** Records supplied follows **
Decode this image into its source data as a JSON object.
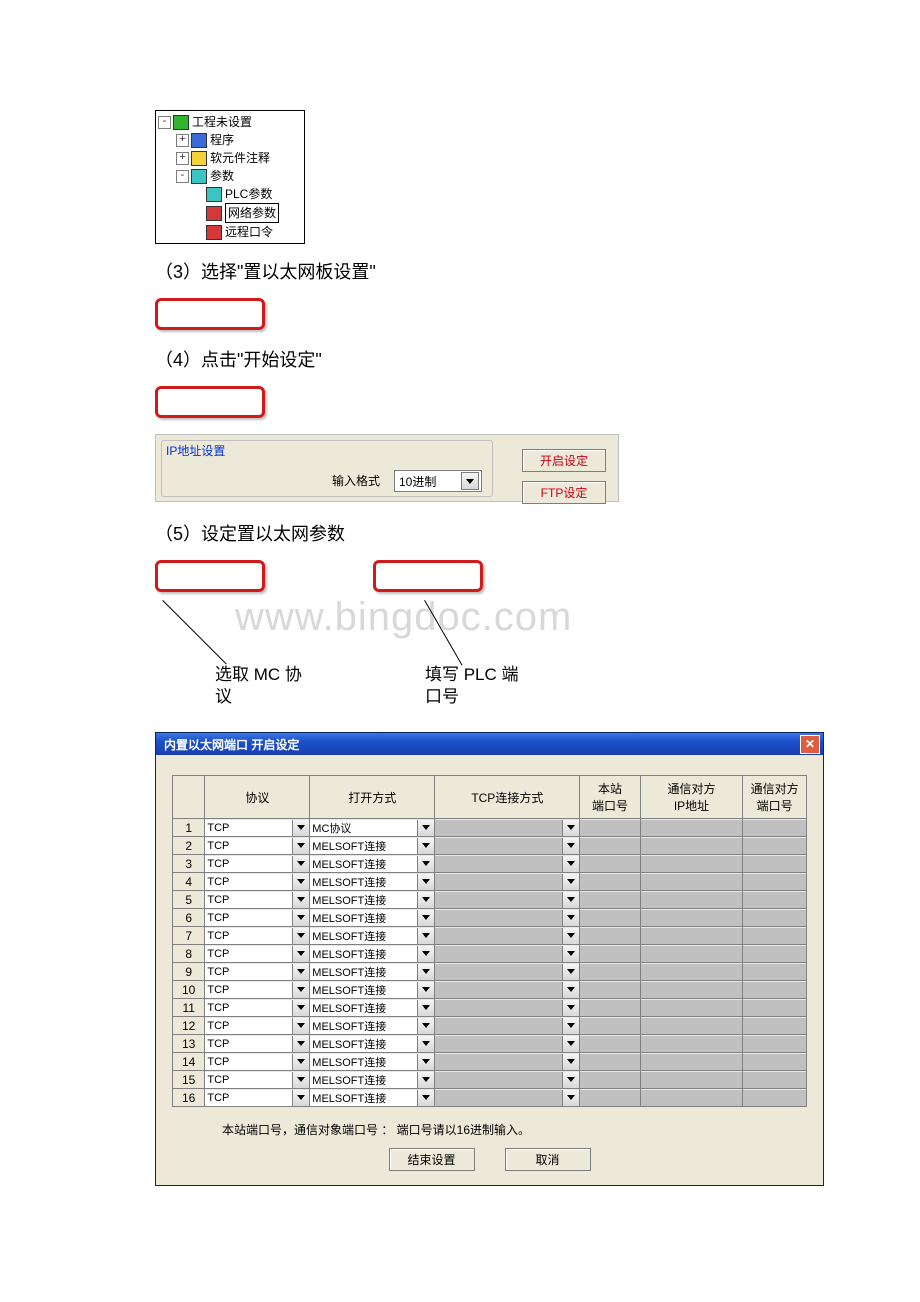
{
  "tree": {
    "root": "工程未设置",
    "items": [
      "程序",
      "软元件注释",
      "参数"
    ],
    "params": [
      "PLC参数",
      "网络参数",
      "远程口令"
    ]
  },
  "steps": {
    "s3": "（3）选择\"置以太网板设置\"",
    "s4": "（4）点击\"开始设定\"",
    "s5": "（5）设定置以太网参数"
  },
  "ip_panel": {
    "frame_label": "IP地址设置",
    "input_format_label": "输入格式",
    "input_format_value": "10进制",
    "open_btn": "开启设定",
    "ftp_btn": "FTP设定"
  },
  "sec5": {
    "left_label_1": "选取 MC 协",
    "left_label_2": "议",
    "right_label_1": "填写 PLC 端",
    "right_label_2": "口号",
    "watermark": "www.bingdoc.com"
  },
  "dialog": {
    "title": "内置以太网端口 开启设定",
    "headers": {
      "rownum": "",
      "protocol": "协议",
      "open_mode": "打开方式",
      "tcp_mode": "TCP连接方式",
      "local_port": "本站\n端口号",
      "remote_ip": "通信对方\nIP地址",
      "remote_port": "通信对方\n端口号"
    },
    "rows": [
      {
        "n": 1,
        "protocol": "TCP",
        "open": "MC协议"
      },
      {
        "n": 2,
        "protocol": "TCP",
        "open": "MELSOFT连接"
      },
      {
        "n": 3,
        "protocol": "TCP",
        "open": "MELSOFT连接"
      },
      {
        "n": 4,
        "protocol": "TCP",
        "open": "MELSOFT连接"
      },
      {
        "n": 5,
        "protocol": "TCP",
        "open": "MELSOFT连接"
      },
      {
        "n": 6,
        "protocol": "TCP",
        "open": "MELSOFT连接"
      },
      {
        "n": 7,
        "protocol": "TCP",
        "open": "MELSOFT连接"
      },
      {
        "n": 8,
        "protocol": "TCP",
        "open": "MELSOFT连接"
      },
      {
        "n": 9,
        "protocol": "TCP",
        "open": "MELSOFT连接"
      },
      {
        "n": 10,
        "protocol": "TCP",
        "open": "MELSOFT连接"
      },
      {
        "n": 11,
        "protocol": "TCP",
        "open": "MELSOFT连接"
      },
      {
        "n": 12,
        "protocol": "TCP",
        "open": "MELSOFT连接"
      },
      {
        "n": 13,
        "protocol": "TCP",
        "open": "MELSOFT连接"
      },
      {
        "n": 14,
        "protocol": "TCP",
        "open": "MELSOFT连接"
      },
      {
        "n": 15,
        "protocol": "TCP",
        "open": "MELSOFT连接"
      },
      {
        "n": 16,
        "protocol": "TCP",
        "open": "MELSOFT连接"
      }
    ],
    "footer_note": "本站端口号，通信对象端口号 ： 端口号请以16进制输入。",
    "ok_btn": "结束设置",
    "cancel_btn": "取消"
  }
}
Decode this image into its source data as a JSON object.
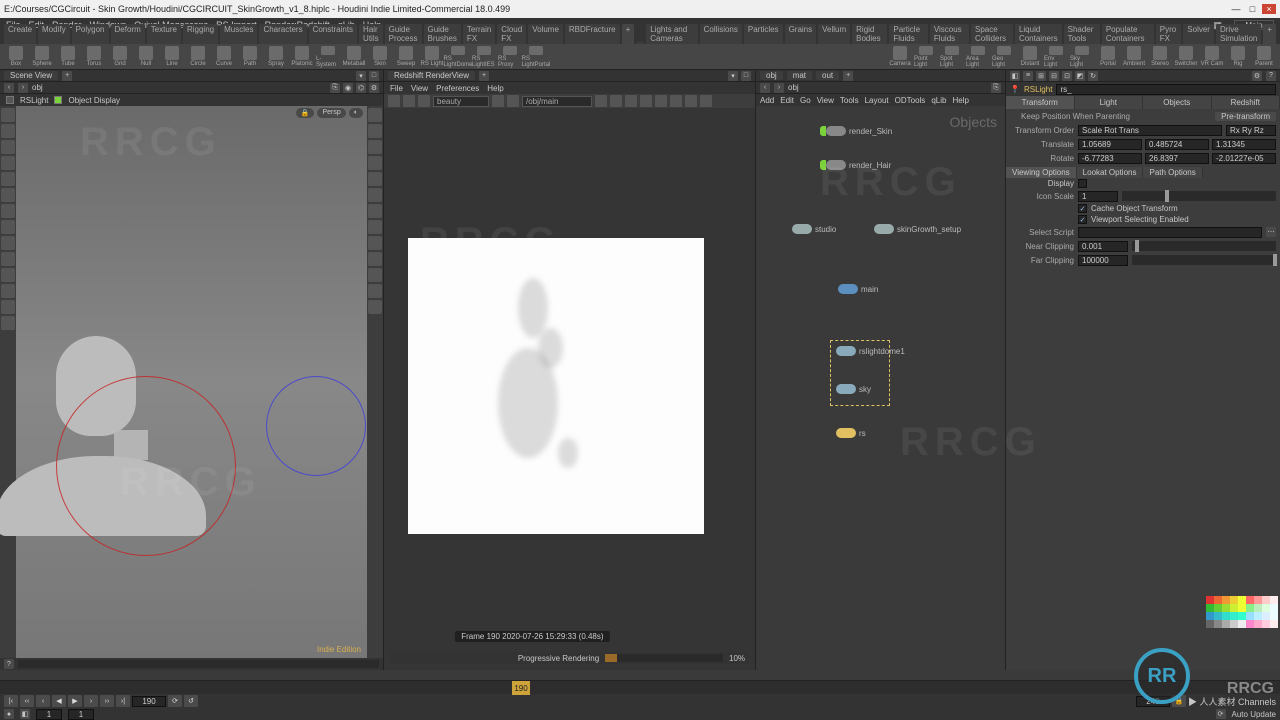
{
  "title": "E:/Courses/CGCircuit - Skin Growth/Houdini/CGCIRCUIT_SkinGrowth_v1_8.hiplc - Houdini Indie Limited-Commercial 18.0.499",
  "mainMenu": [
    "File",
    "Edit",
    "Render",
    "Windows",
    "Quixel Megascans",
    "RS Import",
    "Render:Redshift",
    "qLib",
    "Help"
  ],
  "mainMenuRightLabel": "Main",
  "shelfTabsLeft": [
    "Create",
    "Modify",
    "Polygon",
    "Deform",
    "Texture",
    "Rigging",
    "Muscles",
    "Characters",
    "Constraints",
    "Hair Utils",
    "Guide Process",
    "Guide Brushes",
    "Terrain FX",
    "Cloud FX",
    "Volume",
    "RBDFracture",
    "+"
  ],
  "shelfTabsRight": [
    "Lights and Cameras",
    "Collisions",
    "Particles",
    "Grains",
    "Vellum",
    "Rigid Bodies",
    "Particle Fluids",
    "Viscous Fluids",
    "Space Colliders",
    "Liquid Containers",
    "Shader Tools",
    "Populate Containers",
    "Pyro FX",
    "Solver",
    "Drive Simulation",
    "+"
  ],
  "shelfIconsLeft": [
    "Box",
    "Sphere",
    "Tube",
    "Torus",
    "Grid",
    "Null",
    "Line",
    "Circle",
    "Curve",
    "Path",
    "Spray",
    "Platonic",
    "L-System",
    "Metaball",
    "Skin",
    "Sweep",
    "RS Light",
    "RS LightDome",
    "RS LightIES",
    "RS Proxy",
    "RS LightPortal"
  ],
  "shelfIconsRight": [
    "Camera",
    "Point Light",
    "Spot Light",
    "Area Light",
    "Geo Light",
    "Distant",
    "Env Light",
    "Sky Light",
    "Portal",
    "Ambient",
    "Stereo",
    "Switcher",
    "VR Cam",
    "Rig",
    "Parent"
  ],
  "sceneView": {
    "tabLabel": "Scene View",
    "toolrow_item1": "RSLight",
    "toolrow_item2": "Object Display",
    "persp": "Persp",
    "indie": "Indie Edition"
  },
  "renderView": {
    "tabLabel": "Redshift RenderView",
    "menu": [
      "File",
      "View",
      "Preferences",
      "Help"
    ],
    "aov": "beauty",
    "path": "/obj/main",
    "status": "Frame  190   2020-07-26  15:29:33  (0.48s)",
    "progressLabel": "Progressive Rendering",
    "progressPct": "10%"
  },
  "network": {
    "pathTabs": [
      "obj",
      "mat",
      "out"
    ],
    "path": "obj",
    "label": "Objects",
    "menu": [
      "Add",
      "Edit",
      "Go",
      "View",
      "Tools",
      "Layout",
      "ODTools",
      "qLib",
      "Help"
    ],
    "nodes": {
      "render_skin": "render_Skin",
      "render_hair": "render_Hair",
      "studio": "studio",
      "skingrowth": "skinGrowth_setup",
      "main": "main",
      "rslightdome1": "rslightdome1",
      "sky": "sky",
      "rslight": "rs"
    }
  },
  "parms": {
    "nodeType": "RSLight",
    "nodeName": "rs_",
    "tabs": [
      "Transform",
      "Light",
      "Objects",
      "Redshift"
    ],
    "keepPos": "Keep Position When Parenting",
    "preXform": "Pre-transform",
    "xformOrder": "Transform Order",
    "xformOrderVal1": "Scale Rot Trans",
    "xformOrderVal2": "Rx Ry Rz",
    "translate": "Translate",
    "tx": "1.05689",
    "ty": "0.485724",
    "tz": "1.31345",
    "rotate": "Rotate",
    "rx": "-6.77283",
    "ry": "26.8397",
    "rz": "-2.01227e-05",
    "subtabs": [
      "Viewing Options",
      "Lookat Options",
      "Path Options"
    ],
    "display": "Display",
    "iconScale": "Icon Scale",
    "iconScaleVal": "1",
    "cacheObj": "Cache Object Transform",
    "vpSelect": "Viewport Selecting Enabled",
    "selectScript": "Select Script",
    "nearClip": "Near Clipping",
    "nearClipVal": "0.001",
    "farClip": "Far Clipping",
    "farClipVal": "100000"
  },
  "playbar": {
    "frame": "190",
    "start": "1",
    "end": "1",
    "autoUpdate": "Auto Update",
    "channels": "▶ 人人素材 Channels"
  },
  "palette": [
    "#d33",
    "#e63",
    "#e93",
    "#ec3",
    "#ef3",
    "#f66",
    "#f99",
    "#fcc",
    "#fee",
    "#3b3",
    "#6c3",
    "#9d3",
    "#ce3",
    "#ef3",
    "#8e8",
    "#beb",
    "#dfd",
    "#eff",
    "#39c",
    "#3bc",
    "#3dc",
    "#3ec",
    "#3fc",
    "#9df",
    "#bef",
    "#def",
    "#eff",
    "#666",
    "#888",
    "#aaa",
    "#ccc",
    "#eee",
    "#f8c",
    "#fac",
    "#fcd",
    "#fee"
  ],
  "watermark": "RRCG",
  "logochars": "RR"
}
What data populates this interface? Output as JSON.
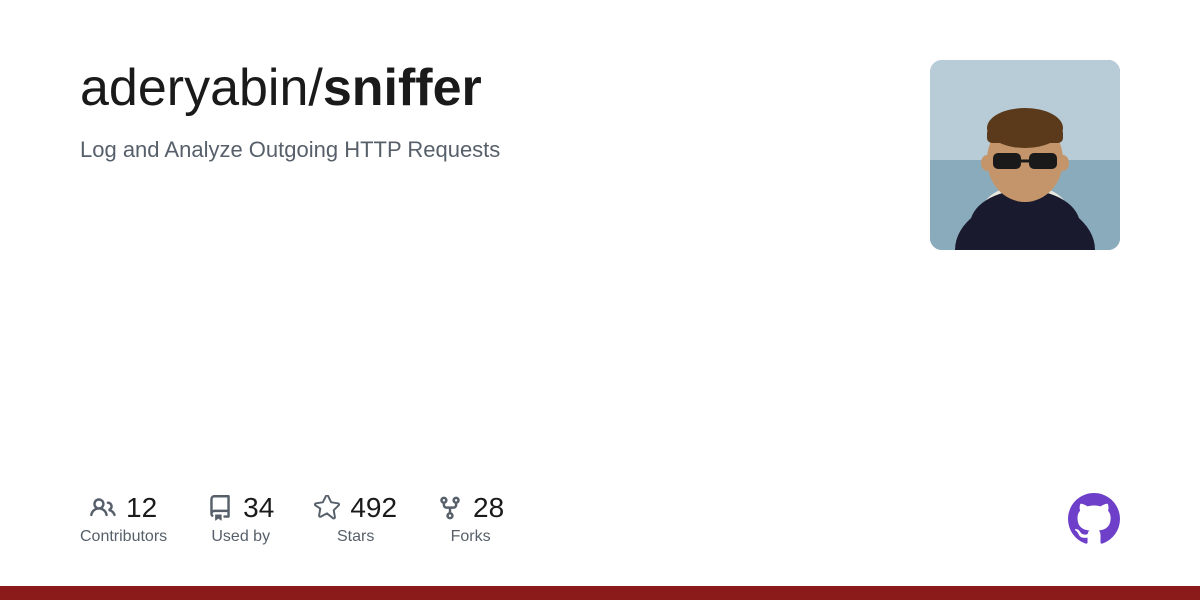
{
  "repo": {
    "owner": "aderyabin/",
    "name": "sniffer",
    "description": "Log and Analyze Outgoing HTTP Requests"
  },
  "stats": {
    "contributors": {
      "count": "12",
      "label": "Contributors"
    },
    "used_by": {
      "count": "34",
      "label": "Used by"
    },
    "stars": {
      "count": "492",
      "label": "Stars"
    },
    "forks": {
      "count": "28",
      "label": "Forks"
    }
  },
  "bottom_bar": {
    "color": "#8b1a1a"
  }
}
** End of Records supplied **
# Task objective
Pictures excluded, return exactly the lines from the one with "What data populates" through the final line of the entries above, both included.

# Result below
What data populates this interface? Output as JSON.
{
  "repo": {
    "owner": "aderyabin/",
    "name": "sniffer",
    "description": "Log and Analyze Outgoing HTTP Requests"
  },
  "stats": {
    "contributors": {
      "count": "12",
      "label": "Contributors"
    },
    "used_by": {
      "count": "34",
      "label": "Used by"
    },
    "stars": {
      "count": "492",
      "label": "Stars"
    },
    "forks": {
      "count": "28",
      "label": "Forks"
    }
  },
  "bottom_bar": {
    "color": "#8b1a1a"
  }
}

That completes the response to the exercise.